Act I establishes Iago as the prime mover.  The villain dominates this play.  Iago is Janus, the two-faced god of doors: he opens and closes almost every scene.  He has more lines than Othello, and he will speak his evil intentions openly to Roderigo and us, the audience, through soliloquy.  So, Act I establishes the dramatic irony: we know Iago is evil, but no one else (except for the dim-witted Roderigo) does.

Act I also establishes the setting.  Venice, city of reason, stands in sharp contrast to the wild island of Cyprus.  Venice, the city of carnival, is where people where masks: Iago pretends to be Roderigo and Othello's friend.  Desdemona pretends to be a dutiful daughter.  Brabantio pretends to be an upstanding senator.  Othello pretends to be a civilized European.

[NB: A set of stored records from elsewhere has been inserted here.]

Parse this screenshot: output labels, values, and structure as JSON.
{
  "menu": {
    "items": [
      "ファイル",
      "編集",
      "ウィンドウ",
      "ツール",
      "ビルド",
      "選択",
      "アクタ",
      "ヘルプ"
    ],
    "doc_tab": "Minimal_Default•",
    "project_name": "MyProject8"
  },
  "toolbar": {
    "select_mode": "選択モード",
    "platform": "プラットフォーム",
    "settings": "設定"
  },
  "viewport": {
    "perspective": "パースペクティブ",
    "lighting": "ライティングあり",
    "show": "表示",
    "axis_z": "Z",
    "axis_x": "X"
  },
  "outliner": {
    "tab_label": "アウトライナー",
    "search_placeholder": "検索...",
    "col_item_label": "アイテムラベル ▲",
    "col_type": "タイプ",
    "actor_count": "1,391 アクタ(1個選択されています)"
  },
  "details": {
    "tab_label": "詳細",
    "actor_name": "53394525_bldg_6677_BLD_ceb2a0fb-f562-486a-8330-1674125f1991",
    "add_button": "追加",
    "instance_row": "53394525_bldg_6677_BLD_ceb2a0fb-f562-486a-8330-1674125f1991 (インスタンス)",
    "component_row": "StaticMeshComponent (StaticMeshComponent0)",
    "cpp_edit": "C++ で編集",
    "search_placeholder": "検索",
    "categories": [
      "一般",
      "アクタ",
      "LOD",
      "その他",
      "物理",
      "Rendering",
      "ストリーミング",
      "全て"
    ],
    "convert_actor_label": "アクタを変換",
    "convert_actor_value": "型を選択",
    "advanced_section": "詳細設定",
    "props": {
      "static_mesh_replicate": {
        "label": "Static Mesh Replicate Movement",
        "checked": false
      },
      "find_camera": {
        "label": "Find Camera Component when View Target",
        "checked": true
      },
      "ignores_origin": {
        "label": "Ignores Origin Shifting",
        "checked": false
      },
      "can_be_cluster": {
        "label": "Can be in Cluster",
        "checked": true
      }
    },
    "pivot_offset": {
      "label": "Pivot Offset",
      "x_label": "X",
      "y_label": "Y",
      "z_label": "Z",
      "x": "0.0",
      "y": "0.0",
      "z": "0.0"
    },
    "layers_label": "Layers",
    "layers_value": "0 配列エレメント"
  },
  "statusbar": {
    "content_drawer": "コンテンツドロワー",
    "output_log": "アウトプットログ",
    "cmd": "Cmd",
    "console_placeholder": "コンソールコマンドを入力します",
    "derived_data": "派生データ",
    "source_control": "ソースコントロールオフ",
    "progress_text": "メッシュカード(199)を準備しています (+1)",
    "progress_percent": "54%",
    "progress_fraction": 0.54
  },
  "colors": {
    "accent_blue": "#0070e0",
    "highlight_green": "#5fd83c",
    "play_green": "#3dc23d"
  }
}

Act I sets the conflict of the play: Iago vs. Othello.  Othello wins in Act I, in Venice.  He has the Duke to play judge.  He publicly defeats Brabantio (and Iago).  Othello's voice rings eloquently in Act I.  All this will change once on Cypurs.  Igao will have more room to plot and maneuver on the island.  He will play upon everyone's vices, especially Othello's.  Othello's jealousy will rage, and he will lose his power of language and his woman.

Act I shows Desdemona as a rebellious daughter.  She will change in Acts II-V to become the paragon of virtue.  It's hard to believe it's the same character.